In its original form, states could lose all Federal funding of Medicaid for non-compliance with Federal demands.
By its decision the Court effectively admitted that the Commerce Clause argument underpinning the individual mandate's Constitutionality was null and void.
But while they said that the individual mandate that "forced" citizens to buy health insurance wasn't intended as a "command" that fell under the Commerce Clause, they incongruously flipped the argument on its head and agreed (by a one-vote majority) that the mandate was legal under Congress' authority to "tax" citizens for the benefit of the nation.
Are You Ready for "Taxmageddon"? Six Alarming Tax Increases You Can Expect Next Year
A slow moving train wreck known as "Taxmageddon" is creeping toward U.S. taxpayers.
You see, if Congress doesn't act by year's end, numerous tax breaks will expire — and hit every American taxpayer squarely in the wallet.
It's a fiscal tsunami that will strike as early as December. The damage will be so widespread it could derail the entire U.S. economy.
Nobody in Washington, however, is doing anything about it.
"You just don't get the sense that there's even a secret plan yet," Maya MacGuineas, president of the bipartisan Committee for a Responsible Federal Budget, told The Washington Post. "It's scary."

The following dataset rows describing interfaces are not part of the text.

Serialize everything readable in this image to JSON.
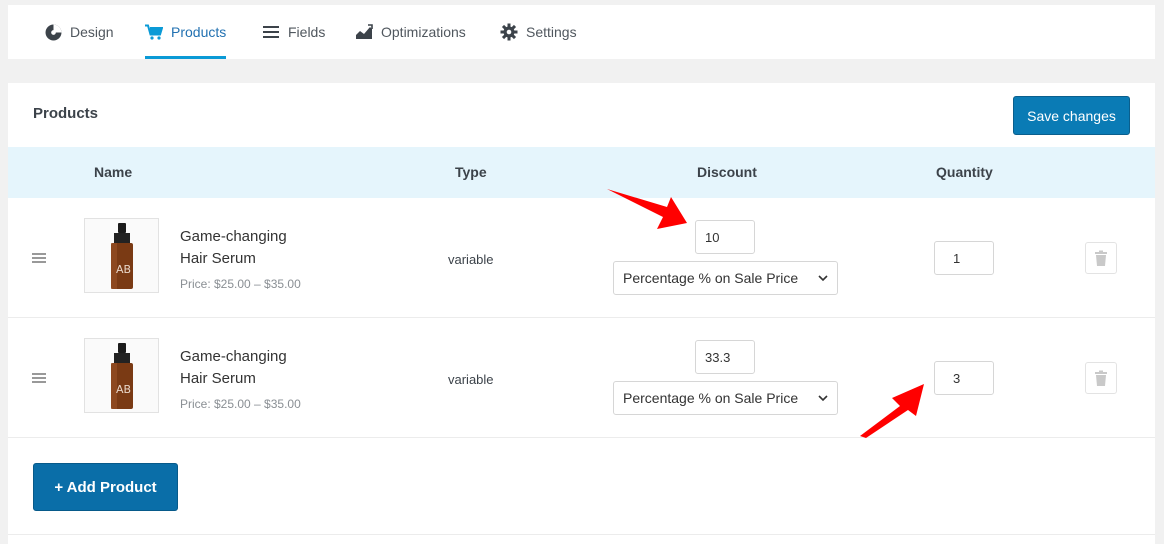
{
  "tabs": [
    {
      "label": "Design",
      "icon": "palette-icon",
      "active": false
    },
    {
      "label": "Products",
      "icon": "cart-icon",
      "active": true
    },
    {
      "label": "Fields",
      "icon": "list-icon",
      "active": false
    },
    {
      "label": "Optimizations",
      "icon": "chart-icon",
      "active": false
    },
    {
      "label": "Settings",
      "icon": "gear-icon",
      "active": false
    }
  ],
  "panel": {
    "title": "Products",
    "save_label": "Save changes"
  },
  "table": {
    "headers": {
      "name": "Name",
      "type": "Type",
      "discount": "Discount",
      "quantity": "Quantity"
    },
    "rows": [
      {
        "name_line1": "Game-changing",
        "name_line2": "Hair Serum",
        "price": "Price: $25.00 – $35.00",
        "type": "variable",
        "discount_value": "10",
        "discount_type": "Percentage % on Sale Price",
        "quantity": "1"
      },
      {
        "name_line1": "Game-changing",
        "name_line2": "Hair Serum",
        "price": "Price: $25.00 – $35.00",
        "type": "variable",
        "discount_value": "33.3",
        "discount_type": "Percentage % on Sale Price",
        "quantity": "3"
      }
    ]
  },
  "add_product_label": "+ Add Product",
  "colors": {
    "accent": "#0a9ad6",
    "primary_button": "#0a7bb5",
    "header_bg": "#e5f5fc",
    "annotation_arrow": "#ff0000"
  }
}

If you're not worried yet, you should be.
Hunting for Safety: What to do Now
Money Morning Chief Investment Strategist Keith Fitz-Gerald joined CNBC Asia to talk about the safest places for investors to put their money ahead of global economic uncertainty in 2012.